The Republic complains before the League of the Nations about the support of Portugal, Italy and Germany for the Rebels and the political and economic isolation of the Spanish Republic by the Democratic Nations and the Non-Intervention Committee.
After the failure of Franco’s offensive on Madrid, Mussolini decides to send regular army forces to Spain.
Battle for La Coruña Road begins.

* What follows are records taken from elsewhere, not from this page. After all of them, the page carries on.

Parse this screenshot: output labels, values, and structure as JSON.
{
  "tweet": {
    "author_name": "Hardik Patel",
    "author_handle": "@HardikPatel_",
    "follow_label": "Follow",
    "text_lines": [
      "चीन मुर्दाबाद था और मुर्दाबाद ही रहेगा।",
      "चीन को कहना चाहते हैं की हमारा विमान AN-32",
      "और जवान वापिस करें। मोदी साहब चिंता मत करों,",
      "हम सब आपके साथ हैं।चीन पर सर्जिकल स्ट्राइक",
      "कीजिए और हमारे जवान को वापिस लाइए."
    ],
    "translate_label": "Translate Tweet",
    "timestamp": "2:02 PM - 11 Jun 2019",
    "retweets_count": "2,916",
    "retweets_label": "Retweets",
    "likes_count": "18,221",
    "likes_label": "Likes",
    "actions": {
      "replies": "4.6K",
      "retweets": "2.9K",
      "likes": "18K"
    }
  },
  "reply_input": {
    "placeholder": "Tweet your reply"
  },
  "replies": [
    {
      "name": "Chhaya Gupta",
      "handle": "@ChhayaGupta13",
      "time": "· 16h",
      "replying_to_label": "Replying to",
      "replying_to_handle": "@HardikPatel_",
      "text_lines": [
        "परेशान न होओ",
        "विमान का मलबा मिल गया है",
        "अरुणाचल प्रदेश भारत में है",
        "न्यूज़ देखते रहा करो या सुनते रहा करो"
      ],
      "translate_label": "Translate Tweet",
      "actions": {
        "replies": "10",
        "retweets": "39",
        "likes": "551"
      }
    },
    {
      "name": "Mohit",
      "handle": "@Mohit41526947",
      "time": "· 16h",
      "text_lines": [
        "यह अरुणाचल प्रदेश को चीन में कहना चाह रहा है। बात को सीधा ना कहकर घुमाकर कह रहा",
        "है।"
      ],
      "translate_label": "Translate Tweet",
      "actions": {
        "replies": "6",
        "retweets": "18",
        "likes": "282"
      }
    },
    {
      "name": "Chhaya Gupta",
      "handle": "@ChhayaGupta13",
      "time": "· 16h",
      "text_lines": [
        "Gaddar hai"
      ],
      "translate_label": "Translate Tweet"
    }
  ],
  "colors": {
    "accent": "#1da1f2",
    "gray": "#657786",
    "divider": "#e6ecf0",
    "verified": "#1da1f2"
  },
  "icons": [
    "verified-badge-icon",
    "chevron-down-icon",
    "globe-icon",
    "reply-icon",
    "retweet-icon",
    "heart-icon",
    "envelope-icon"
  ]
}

The Battle of Madrid in November 1936 had been fought to a standstill, with the Nationalists failing to take the city. They then started to besiege it, aiming to cut its links to the rest of Spain. José Varela attacked the road to Corunna and in early January held an 11 km section. The Republicans counterattacked, with a particular contribution from the International Brigade, leading to heavy casualties on both sides especially around Las Rozas, and the development of a further stalemate. But the Republican drive recaptured some territory west of Madrid including the towns of Majadahonda, Villanueva, Pozuelo and Boadilla. The threat to Madrid by the Nationalists was thwarted for the time being.
A new revolutionary government called the Consejo de Aragon is formed in Republican Aragon with a clear majority of Anarchists.
- Felix Morrow: Revolution and Counter Revolution in Spain – A somewhat partisan viewpoint
An editorial in Pravda on December 17 makes crystal clear Stalin’s plans for the Spanish revolution.
As for Catalonia, the purging of Trotskyist and anarcho-syndicalist elements has begun; this work will be carried out with the same energy with which it was done in the USSR. Here
The POUM is ousted from the Catalan Government due to pressure by the Communists.
The first 3000 Italian “volunteers” land in Cadiz, the main Nationalist port, under the name of Corps of Volunteer Troops (Corpo Truppe Volontarie). By the end of the war, 78,500 men were sent of which 3,819 were killed and about 12,000 were wounded. The aid represented an immense drain on the Italian economy. The high cost of Mussolini’s Spanish adventure severely handicapped Italy in the period leading up to World War II.
Katharine Stewart-Murray, tfrom her autobiography, Working Partnership (1958)
In another prison we visited, two hundred Italian prisoners-of-war, Mussolini’s so-called ‘volunteers’, were confined. We were allowed to talk to them freely and we asked them how they came to be here. Several replied that they had thought they were being taken to one ofthe Italian colonies. Others had come with their own officers, as a regiment. When we asked them how they were being treated, several ran off to fetch samples of the bread they were getting, which they obviously found satisfactory. They looked well cared for, and happy to be out of the fighting.
George Orwell arrives in Barcelona
George Orwell enlists in the POUM Militia to fight against fascism.
Miguel de Unamuno dies in his house in Salamanca, under house arrest. As soon as they receive news of his death, his two sons enlist in the Antifascist Militias.